Hours Before the Debate, Trump’s Director of National Intelligence Spreads an Unverified Russian Claim

The “disinformation” was immediately seized on by Republicans to defend the president.

Director of National Intelligence John Ratcliffe.Tom Williams/Congressional Quarterly via ZUMA Press

Let our journalists help you make sense of the noise: Subscribe to the Mother Jones Daily newsletter and get a recap of news that matters.

Just hours before President Donald Trump and former Vice President Joe Biden are set to square off in their first debate, John Ratcliffe, Trump’s Director of National Intelligence, has declassified documentation of a theory floated by Russian intelligence. While Ratcliffe explicitly warned that US intelligence could not vouch for the theory’s accuracy, writing that it may “reflect exaggeration or fabrication,” Trump backers, including the president’s son, have already seized upon the Trump-ally’s selective disclosure to spread claims that Hillary Clinton somehow masterminded a plot to pin a “Russia hoax” on her 2016 opponent. 

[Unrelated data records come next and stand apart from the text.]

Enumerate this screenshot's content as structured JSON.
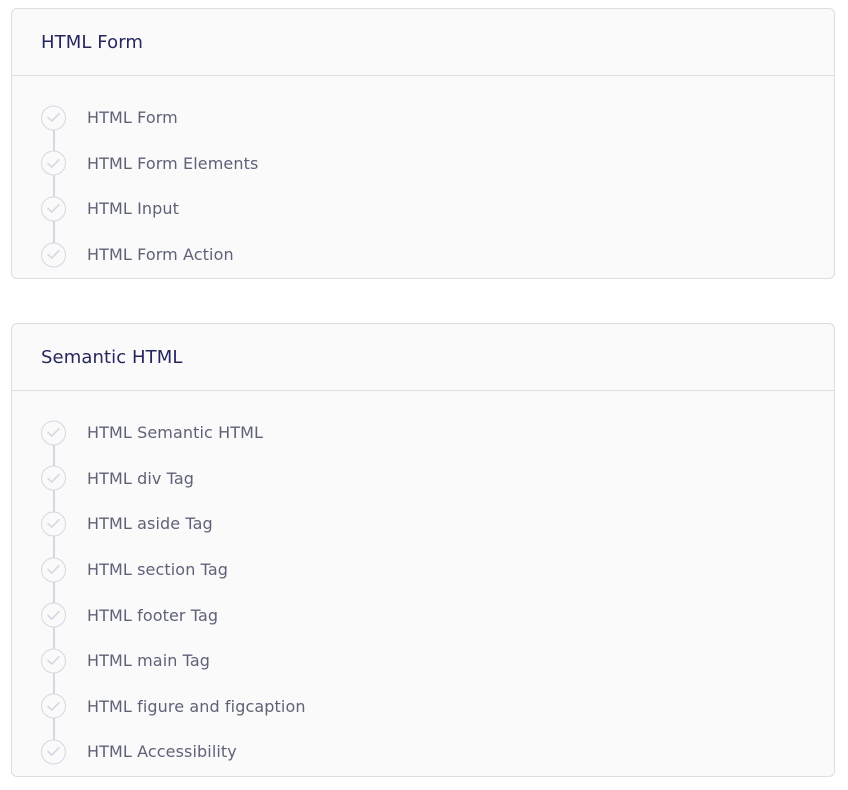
{
  "sections": [
    {
      "title": "HTML Form",
      "lessons": [
        {
          "label": "HTML Form"
        },
        {
          "label": "HTML Form Elements"
        },
        {
          "label": "HTML Input"
        },
        {
          "label": "HTML Form Action"
        }
      ]
    },
    {
      "title": "Semantic HTML",
      "lessons": [
        {
          "label": "HTML Semantic HTML"
        },
        {
          "label": "HTML div Tag"
        },
        {
          "label": "HTML aside Tag"
        },
        {
          "label": "HTML section Tag"
        },
        {
          "label": "HTML footer Tag"
        },
        {
          "label": "HTML main Tag"
        },
        {
          "label": "HTML figure and figcaption"
        },
        {
          "label": "HTML Accessibility"
        }
      ]
    }
  ],
  "colors": {
    "card_bg": "#fafafb",
    "border": "#dcdee4",
    "title": "#25265e",
    "lesson_text": "#5f6277",
    "check_stroke": "#d5d8e2"
  },
  "icons": {
    "lesson_status": "check-circle-icon"
  }
}
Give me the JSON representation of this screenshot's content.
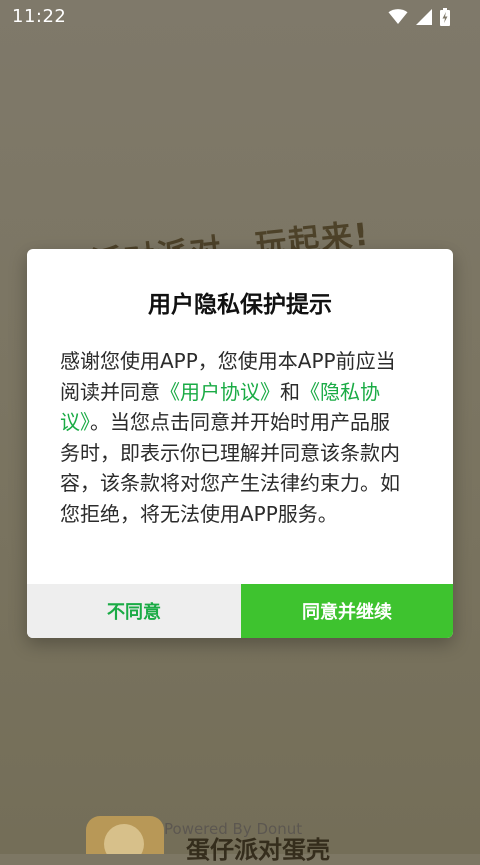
{
  "status_bar": {
    "time": "11:22",
    "icons": [
      "wifi-icon",
      "cell-signal-icon",
      "battery-charging-icon"
    ]
  },
  "background": {
    "banner_text": "派对派对，玩起来!",
    "powered_by": "Powered By Donut",
    "app_title": "蛋仔派对蛋壳"
  },
  "dialog": {
    "title": "用户隐私保护提示",
    "body_segments": {
      "p1": "感谢您使用APP，您使用本APP前应当阅读并同意",
      "link_user_agreement": "《用户协议》",
      "p2": "和",
      "link_privacy_agreement": "《隐私协议》",
      "p3": "。当您点击同意并开始时用产品服务时，即表示你已理解并同意该条款内容，该条款将对您产生法律约束力。如您拒绝，将无法使用APP服务。"
    },
    "buttons": {
      "disagree": "不同意",
      "agree": "同意并继续"
    }
  },
  "colors": {
    "accent_green": "#1aab45",
    "agree_button_bg": "#3ec32f",
    "disagree_button_bg": "#eeeeee",
    "overlay_bg": "#7d7764"
  }
}
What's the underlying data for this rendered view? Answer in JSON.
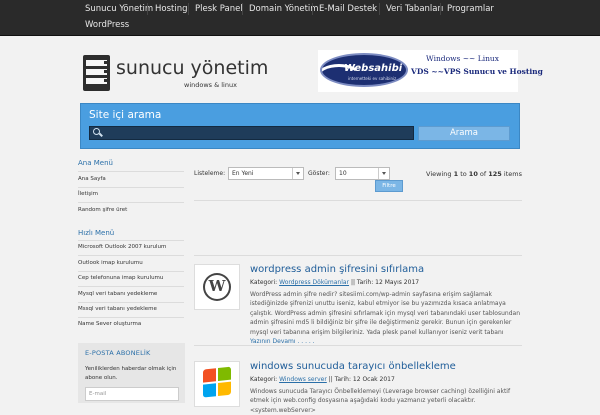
{
  "nav": {
    "items": [
      "Sunucu Yönetim",
      "Hosting",
      "Plesk Panel",
      "Domain Yönetim",
      "E-Mail Destek",
      "Veri Tabanları",
      "Programlar",
      "WordPress"
    ]
  },
  "header": {
    "site_title": "sunucu yönetim",
    "tagline": "windows & linux",
    "icon": "server-icon"
  },
  "banner": {
    "brand": "Websahibi",
    "brand_sub": "internetteki ev sahibiniz",
    "line1": "Windows ~~ Linux",
    "line2": "VDS ~~VPS Sunucu ve Hosting"
  },
  "search": {
    "label": "Site içi arama",
    "placeholder": "",
    "button": "Arama"
  },
  "sidebar": {
    "menu_title": "Ana Menü",
    "menu_items": [
      "Ana Sayfa",
      "İletişim",
      "Random şifre üret"
    ],
    "quick_title": "Hızlı Menü",
    "quick_items": [
      "Microsoft Outlook 2007 kurulum",
      "Outlook imap kurulumu",
      "Cep telefonuna imap kurulumu",
      "Mysql veri tabanı yedekleme",
      "Mssql veri tabanı yedekleme",
      "Name Sever oluşturma"
    ],
    "email": {
      "title": "E-POSTA ABONELİK",
      "text": "Yeniliklerden haberdar olmak için abone olun.",
      "placeholder": "E-mail"
    }
  },
  "filter": {
    "sort_label": "Listeleme:",
    "sort_value": "En Yeni",
    "show_label": "Göster:",
    "show_value": "10",
    "button": "Filtre",
    "viewing_prefix": "Viewing",
    "from": "1",
    "to_word": "to",
    "to": "10",
    "of_word": "of",
    "total": "125",
    "items_word": "items"
  },
  "posts": [
    {
      "title": "wordpress admin şifresini sıfırlama",
      "category_label": "Kategori:",
      "category": "Wordpress Dökümanlar",
      "date_label": "|| Tarih:",
      "date": "12 Mayıs 2017",
      "excerpt": "WordPress admin şifre nedir? sitesiimi.com/wp-admin sayfasına erişim sağlamak istediğinizde şifrenizi unuttu iseniz, kabul etmiyor ise bu yazımızda kısaca anlatmaya çalıştık. WordPress admin şifresini sıfırlamak için mysql veri tabanındaki user tablosundan admin şifresini md5 li bildiğiniz bir şifre ile değiştirmeniz gerekir. Bunun için gerekenler mysql veri tabanına erişim bilgileriniz. Yada plesk panel kullanıyor iseniz verit tabanı",
      "more": "Yazının Devamı . . . . .",
      "thumb_icon": "wordpress-logo-icon"
    },
    {
      "title": "windows sunucuda tarayıcı önbellekleme",
      "category_label": "Kategori:",
      "category": "Windows server",
      "date_label": "|| Tarih:",
      "date": "12 Ocak 2017",
      "excerpt": "Windows sunucuda Tarayıcı Önbelleklemeyi (Leverage browser caching) özelliğini aktif etmek için web.config dosyasına aşağıdaki kodu yazmanız yeterli olacaktır. <system.webServer>",
      "more": "",
      "thumb_icon": "windows-logo-icon"
    }
  ],
  "colors": {
    "nav_bg": "#2a2a2a",
    "accent": "#4a9ee0",
    "link": "#1f5d99"
  }
}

The claim, contained in a letter from the director of national intelligence to Sen. Lindsey Graham (R-S.C.) and described by Ratcliffe as deriving from US insight into a “Russian intelligence analysis,” alleges that Clinton “approved a campaign plan to stir up a scandal” against Trump in relation to his links to Putin and in light of the DNC having been hacked. If Russia concluded this, they don’t seem to have uncovered anything secret: Clinton’s highlighting of Trump’s ties to Russia, which were a subject of controversy during the campaign, was well known—she did so on the debate stage, as the campaign she directed pressed the case in other venues.

The intelligence had previously been rejected as unreliable by both Republicans and Democrats on the Senate Intelligence Committee, according to Politico. As a Senate aide told Mother Jones, the committe “has known of this stream of intelligence for years and discounted it.” The bipartisan committee extensively reviewed the Russian operation over several years, concluding in an August report that Russia had interfered in the 2016 contest and that the president’s campaign had welcomed such assistance.

Before becoming Trump’s pick to lead the US intelligence community, Ratcliffe served as a Republican member of Congress from Texas where he acted as one of the president’s most ardent defenders during the House’s impeachment hearings. Ratcliffe has a history of spreading false and misleading information about the FBI’s investigations into Trump’s ties to Russia, and of bolstering the president’s claims that Trump has been the victim of a Deep State plot.

Rachel Cohen, the communications director for Sen. Mark Warner (D-Va.), the vice chairmain of the Senate Intelligence Committee, tweeted that Ratcliffe’s letter was “Russian disinformation,” that was “Laundered by the Director of National Intelligence and Chairman of the Senate Judiciary Committee.” In a follow-up statement, Ratcliffe denied the revelation was disinformation, promising more details in a forthcoming congressional briefing.

The letter comes a day before former FBI Director James Comey will testify before the Senate Judiciary Committee, chaired by Graham, which is reviewing the FBI’s investigation of Russian interference in the 2016 election.

FACT:

Mother Jones was founded as a nonprofit in 1976 because we knew corporations and the wealthy wouldn't fund the type of hard-hitting journalism we set out to do.

Today, reader support makes up about two-thirds of our budget, allows us to dig deep on stories that matter, and lets us keep our reporting free for everyone. If you value what you get from Mother Jones, please join us with a tax-deductible donation today so we can keep on doing the type of journalism 2020 demands.

payment methods

FACT:

Mother Jones was founded as a nonprofit in 1976 because we knew corporations and the wealthy wouldn't fund the type of hard-hitting journalism we set out to do.

Today, reader support makes up about two-thirds of our budget, allows us to dig deep on stories that matter, and lets us keep our reporting free for everyone. If you value what you get from Mother Jones, please join us with a tax-deductible donation today so we can keep on doing the type of journalism 2020 demands.

payment methods

We Recommend

Latest

Sign up for our free newsletter

Subscribe to the Mother Jones Daily to have our top stories delivered directly to your inbox.

Get our award-winning magazine

Save big on a full year of investigations, ideas, and insights.

Subscribe

Support our journalism

Help Mother Jones' reporters dig deep with a tax-deductible donation.

Donate